With filming set to start, Jasmine is surprised to learn that her romantic lead has been recast. But okay, things happen, right? Except her new leading man will be Spanish telenovela star and major hunk Ashton Suárez, a notorious diva --- and the apple of her grandmother’s eye. From a tumultuous and fantastic meet-cute consisting of spilled coffee and a hilarious sexy wardrobe change, it seems that Jasmine and Ashton will never get off on the right foot, even if the necessary chemistry between their on-screen characters demands it.

Ashton Suárez has been a staple in Miami’s telenovela acting scene, but when his most recent character is unexpectedly killed off, he begins to worry that he is getting too old and out of touch to remain relevant. Being cast in ScreenFlix’s new series could be just what he needs to introduce himself to an American audience on his own terms and finally get the agenting attention he deserves.

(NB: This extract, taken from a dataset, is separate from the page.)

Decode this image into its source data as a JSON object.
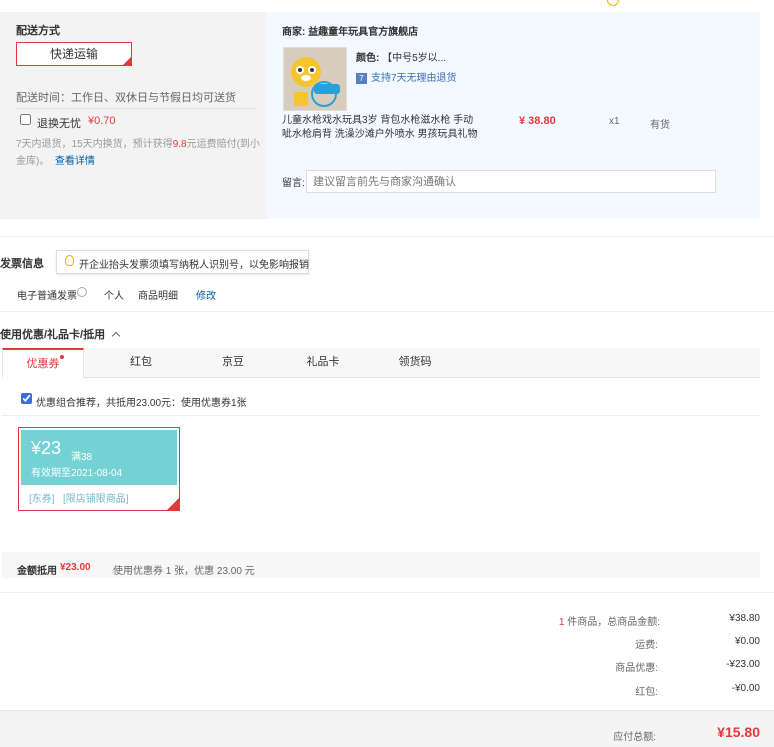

But he’s worried about his costar. Ashton is known for his privacy and unwillingness to engage in PR and media interviews, and with good reason. Years ago, a weapon-wielding stalker broke into his home, threatening his safety and that of his beloved (and secret) son, Yadiel. Thus far he has been successful in keeping Yadiel out of the spotlight, but Jasmine seems to be a magnet for gossip --- and, even worse, he cannot deny his attraction to her.

As Jasmine and Ashton work through their chemistry on and off the set, Daria immerses her audience in the world of television, telenovelas and the tabloids. With chapters alternating between Jasmine’s and Ashton’s perspectives, and including snippets of their scenes from the day, she lets their relationship unfold naturally, even when it mimics the antics of their on-screen counterparts, Carmen and Victor. With both actors working through their own personal issues, Daria seamlessly weaves reality into fiction, with each element propelling the other forward.

But what truly sets YOU HAD ME AT HOLA apart is Daria’s careful handling of consent and healthy, communicative sexual relationships. Even when the characters’ chemistry is practically leaping off the pages --- and believe me, it gets steamy --- she effortlessly incorporates issues like consent and enjoyment in ways that never once distract from the sensuality, reminding readers that, as the slogan says, “Consent is sexy!”

I would be remiss if I did not mention the equally stellar handling and inclusion of diversity, which is as encouraging and joy-fueled as the romantic aspects of the narrative. “Carmen in Charge” boasts a bilingual, transsexual-friendly and multi-racial cast, but even more fulfilling is how the actors’ diverse backgrounds and identities are handled by the show’s management. Similarly, both Jasmine and Ashton come from blended, culturally diverse families, and though Daria doesn’t dwell on over-defining foreign language terms or over-explaining cultural celebrations, she still manages to invite readers of all races and backgrounds to delight in and groan at the main characters’ families. Once again, she shows her audience how easy it is to champion others and create safe spaces without distracting from the fun, professionalism or comfort of the plot.

YOU HAD ME AT HOLA is a fully realized romance novel where each of the characters easily could stand alone in their own books. Both Jasmine and Ashton have completely fleshed-out and satisfying character arcs, and though I loved the romance, I found myself even more moved by the development of their personal careers and ambitions. This pitch-perfect work is searingly timely, bravely hopeful and out-of-this-world sexy, and I can’t wait to see what Daria comes up with next.

Reviewed by Rebecca Munro on August 21, 2020

You Had Me at Hola
by Alexis Daria